Key Central Bank figure in crisis to retire
One of the key figures in the lead-up to the banking crisis and number two at the Central Bank is set to retire, allowing current governor Patrick Honohan to put his stamp on the top of the organisation.
Tony Grimes, who worked closely with former governor John Hurley, is retiring this summer. Mr Grimes was present at a range of the key meetings in 2007 and 2008 when the government was preparing its response to the banking crisis.
The Central Bank has been criticised in many quarters for its response in 2008 and also for its weak warnings about the strength of the property bubble which was inflating prior to 2007.
The forthcoming report on the banking crisis by Finnish expert Peter Nyberg is expected to look closely at the role of the Central Bank.
The new recruit will operate at the same level as the financial regulator Matthew Elderfield, who is effectively a deputy governor of the Central Bank.
The requirements of the job are extensive and include "extensive knowledge of monetary and financial policy'', particularly in the eurosystem. This is likely to exclude a large number of Irish candidates.
The successful candidate will be given a five-year contract.

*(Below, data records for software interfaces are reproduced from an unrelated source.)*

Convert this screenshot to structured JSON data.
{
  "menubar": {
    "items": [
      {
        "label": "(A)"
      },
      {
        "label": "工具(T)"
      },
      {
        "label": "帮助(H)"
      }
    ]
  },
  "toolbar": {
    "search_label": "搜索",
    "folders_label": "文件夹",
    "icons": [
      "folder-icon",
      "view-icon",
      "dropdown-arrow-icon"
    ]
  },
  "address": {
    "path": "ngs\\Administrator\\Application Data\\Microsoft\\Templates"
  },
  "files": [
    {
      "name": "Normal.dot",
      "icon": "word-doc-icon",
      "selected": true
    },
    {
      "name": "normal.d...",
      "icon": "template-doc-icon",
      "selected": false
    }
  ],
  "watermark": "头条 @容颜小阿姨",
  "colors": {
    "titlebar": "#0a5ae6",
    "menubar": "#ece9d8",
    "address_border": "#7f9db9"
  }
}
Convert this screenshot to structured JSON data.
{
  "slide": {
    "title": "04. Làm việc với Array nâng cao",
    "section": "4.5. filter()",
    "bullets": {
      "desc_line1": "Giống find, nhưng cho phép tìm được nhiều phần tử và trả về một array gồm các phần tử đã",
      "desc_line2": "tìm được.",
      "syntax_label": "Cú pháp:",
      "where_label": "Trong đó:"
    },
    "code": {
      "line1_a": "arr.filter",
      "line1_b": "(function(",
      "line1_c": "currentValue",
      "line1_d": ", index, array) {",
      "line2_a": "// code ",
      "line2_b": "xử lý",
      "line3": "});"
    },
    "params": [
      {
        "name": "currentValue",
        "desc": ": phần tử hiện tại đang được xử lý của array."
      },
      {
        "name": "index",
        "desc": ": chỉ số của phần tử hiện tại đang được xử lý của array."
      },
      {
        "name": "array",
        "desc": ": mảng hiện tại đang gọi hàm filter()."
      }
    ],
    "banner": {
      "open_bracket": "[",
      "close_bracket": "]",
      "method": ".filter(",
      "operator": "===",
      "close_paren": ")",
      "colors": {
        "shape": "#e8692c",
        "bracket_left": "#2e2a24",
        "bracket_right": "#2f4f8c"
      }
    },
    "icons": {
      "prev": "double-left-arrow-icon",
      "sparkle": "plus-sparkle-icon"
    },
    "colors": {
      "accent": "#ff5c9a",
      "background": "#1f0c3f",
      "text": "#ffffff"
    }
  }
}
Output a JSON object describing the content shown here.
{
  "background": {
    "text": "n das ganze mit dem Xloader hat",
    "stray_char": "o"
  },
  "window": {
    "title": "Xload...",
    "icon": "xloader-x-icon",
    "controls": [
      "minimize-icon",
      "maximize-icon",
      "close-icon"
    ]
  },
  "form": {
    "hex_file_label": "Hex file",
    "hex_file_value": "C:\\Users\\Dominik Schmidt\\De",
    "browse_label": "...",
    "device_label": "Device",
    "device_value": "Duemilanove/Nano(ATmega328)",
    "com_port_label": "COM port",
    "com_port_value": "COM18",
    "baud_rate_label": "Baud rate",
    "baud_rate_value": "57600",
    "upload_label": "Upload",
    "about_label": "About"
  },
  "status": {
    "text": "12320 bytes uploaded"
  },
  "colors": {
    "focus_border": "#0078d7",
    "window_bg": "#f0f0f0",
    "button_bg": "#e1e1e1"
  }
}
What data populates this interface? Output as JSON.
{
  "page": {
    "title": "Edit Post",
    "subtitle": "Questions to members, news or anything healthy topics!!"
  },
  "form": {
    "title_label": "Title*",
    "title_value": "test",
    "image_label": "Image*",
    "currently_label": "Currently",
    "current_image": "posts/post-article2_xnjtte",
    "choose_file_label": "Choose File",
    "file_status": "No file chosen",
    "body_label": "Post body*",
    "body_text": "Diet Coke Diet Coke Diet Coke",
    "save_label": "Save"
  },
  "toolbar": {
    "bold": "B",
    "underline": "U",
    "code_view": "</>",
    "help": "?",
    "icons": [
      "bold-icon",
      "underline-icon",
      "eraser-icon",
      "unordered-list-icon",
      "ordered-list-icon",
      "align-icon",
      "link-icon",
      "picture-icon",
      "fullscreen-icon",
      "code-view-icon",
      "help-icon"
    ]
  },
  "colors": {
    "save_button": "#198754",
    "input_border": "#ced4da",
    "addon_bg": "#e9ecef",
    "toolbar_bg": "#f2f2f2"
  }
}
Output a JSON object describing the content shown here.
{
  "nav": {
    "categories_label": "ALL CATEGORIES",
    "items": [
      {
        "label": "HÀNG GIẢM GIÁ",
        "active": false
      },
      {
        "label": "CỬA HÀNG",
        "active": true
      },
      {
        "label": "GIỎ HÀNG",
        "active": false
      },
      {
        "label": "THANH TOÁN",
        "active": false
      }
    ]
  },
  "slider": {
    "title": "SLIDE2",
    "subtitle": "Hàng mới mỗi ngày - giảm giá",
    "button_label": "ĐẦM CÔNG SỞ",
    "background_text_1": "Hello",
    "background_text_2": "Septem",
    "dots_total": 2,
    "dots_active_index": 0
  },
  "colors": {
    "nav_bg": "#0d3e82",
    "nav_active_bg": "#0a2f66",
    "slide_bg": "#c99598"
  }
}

Academics and those from commercial banking are likely to be interested in the role.
The appointment of Dr Honohan was a break with tradition whereby governors of the Central Bank were usually serving secretary-generals of the Department of Finance.
Under reforms brought in by Finance Minister Brian Lenihan, this link was broken and Dr Honohan, a Trinity College academic, was appointed.
Asked what the salary would be for the new deputy govenor, a spokesman said it would be "commensurate with the position's level of seniority and responsibility''.